Corinne 56:04
Alright, well, we really have kept you much longer than I expected to keep you. unless there is anything else you can think of, either about the gite or funny story or whatever. I mean, I guess we’ll start signing off then.

Phoebe 56:22
Well, you know, I could go on forever. And I do talk a lot. So I probably should shut up. I do have one, sort of tiny aside and a bit of a plug. My dad wrote his autobiography last year. And he published it. So there’s obviously a lot of my, I mean, my dad, a lot of it is my life too. And you get the background of where this love of travel came from. Because I’ve never met a more traveled person than my dad, who writes very, very well as well. So I’m always happy to you know, tout his book a bit, it’s called “Lucky Dip”. “Lucky Dip” by Richard Thomas. He was a diplomat, and he considered that he had a lucky, you know, a lucky life and, and that what he got out of…I don’t know is a lucky dip in America is that same thing as what kids put their hand in to pull something out?

Jim 57:23
No, we don’t have that.

Phoebe 57:24
It’s English, it’s like a kids game and you pull, put your hand into the barrel or something and you pull out a present, you know, a gift. A surprise. And therefore, it’s sort of a bit of a play on words on that, because he figures he not only was a lucky diplomat, but he won, you know, absolute big prize winning out of life status.
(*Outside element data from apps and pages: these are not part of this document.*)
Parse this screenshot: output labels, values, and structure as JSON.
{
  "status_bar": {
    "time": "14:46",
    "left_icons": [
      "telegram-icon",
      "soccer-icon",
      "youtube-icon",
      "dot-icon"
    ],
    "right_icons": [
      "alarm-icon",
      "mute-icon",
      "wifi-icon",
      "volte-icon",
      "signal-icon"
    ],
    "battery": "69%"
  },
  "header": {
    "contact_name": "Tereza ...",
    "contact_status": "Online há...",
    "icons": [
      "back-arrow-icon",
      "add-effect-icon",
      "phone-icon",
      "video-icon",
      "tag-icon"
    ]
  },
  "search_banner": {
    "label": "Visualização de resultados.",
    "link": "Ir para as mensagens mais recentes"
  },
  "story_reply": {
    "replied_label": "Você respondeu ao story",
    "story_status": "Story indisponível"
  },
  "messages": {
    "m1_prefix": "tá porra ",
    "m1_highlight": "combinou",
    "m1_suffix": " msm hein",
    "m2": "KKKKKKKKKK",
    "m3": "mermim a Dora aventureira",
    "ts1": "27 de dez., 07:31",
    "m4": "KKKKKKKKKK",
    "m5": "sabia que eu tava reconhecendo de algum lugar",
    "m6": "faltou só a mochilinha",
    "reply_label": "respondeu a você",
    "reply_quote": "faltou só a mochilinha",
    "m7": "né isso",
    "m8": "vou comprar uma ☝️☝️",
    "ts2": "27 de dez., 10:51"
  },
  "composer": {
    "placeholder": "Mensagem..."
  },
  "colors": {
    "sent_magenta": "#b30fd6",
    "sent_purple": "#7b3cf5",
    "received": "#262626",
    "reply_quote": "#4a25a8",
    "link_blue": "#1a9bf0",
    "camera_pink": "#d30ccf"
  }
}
Yeah.

Corinne 57:51
I, I agree with that. Because with our job a, which is very similar, it’s not a diplomatic job, but we had, but when people would be brand new, I told them, I said, You just won the golden ticket. This is the life and yeah, it really is. So I totally understand what you’re talking about.

Phoebe 58:07
And so yeah, he’s a great writer, anyway, but his, his life is just amazing. So, like I said, it’s all about travel. I mean, he went to Bhutan several times in the 70s. He’s, you know, been absolutely all over Africa. He’s just, it’s in my blood. I mean, not to, not to forget my mom as well. And my mom is Australian, and she left Australia went to, to Ghana, and her first ever job abroad. Met my bloody English dad never went back.

Corinne 58:44
Isn’t that amazing?

Phoebe 58:45
And, you know, had this amazing life. What you can’t even begin to think nowadays, of course, is that she didn’t go back to Australia for 10 years. I mean, it’s just impossible to imagine that now isn’t that like, because relatively the flights were so expensive, then you know.

Corinne 59:05
Well, I know, because we lived this too. There was no social media. Every phone call was expensive. Um, even snail mail as we like to call it now. You know, you were you basically wanting to use air postage, you know, the real thin paper and everything because it was so expensive.

Phoebe 59:24
Yes, air grams, you know, the fold the three times and licked and…

Corinne 59:29
Exactly, people can’t imagine.

Phoebe 59:32
Yeah, no. And so that you know, that’s that’s my background. I come from these two amazing travelers who just, yeah, so this is his book,

Corinne 59:42
Lucky Dip. Okay, well, I definitely will put that in the show notes. I love it.

Phoebe 59:51
But yeah, and my gite is open you know whenever anyone can come.

Corinne 1:00:00
When ever we can get there I swear. All right, Phoebe. Well, I love talking to you. I hope that we can get you over here to Washington. Don’t forget us, please. Washington State.

Phoebe 1:00:15
Absolutely love to but oh my god is it’s seems like a pipe dream at the moment. Thank you.

Corinne 1:00:23
Well you take care and enjoy your Sunday evening what’s left of it.

Phoebe 1:00:28
Saturday day, okay.

Jim 1:00:34
All right. Thanks for listening to this episode of Streets and Eats. If you liked what you heard, please show us some love. Hit the like button and leave us a review. Maybe even subscribe so you don’t miss any future podcasts. Also, we’d love it if you joined us on our Facebook private group, Streets and Eats, where we just have an ongoing conversation about all things travel. Ciao for now.

Podcaster Bios for Jim and Corinne: Jim and Corinne are a married couple who love everything travel. Having met and married in Germany, they’ve never stopped. Along the way, they have raised two kids, visited over 90 countries (including every country in Europe), and have plenty of stories and travel tips to share. Read more about them on our About page.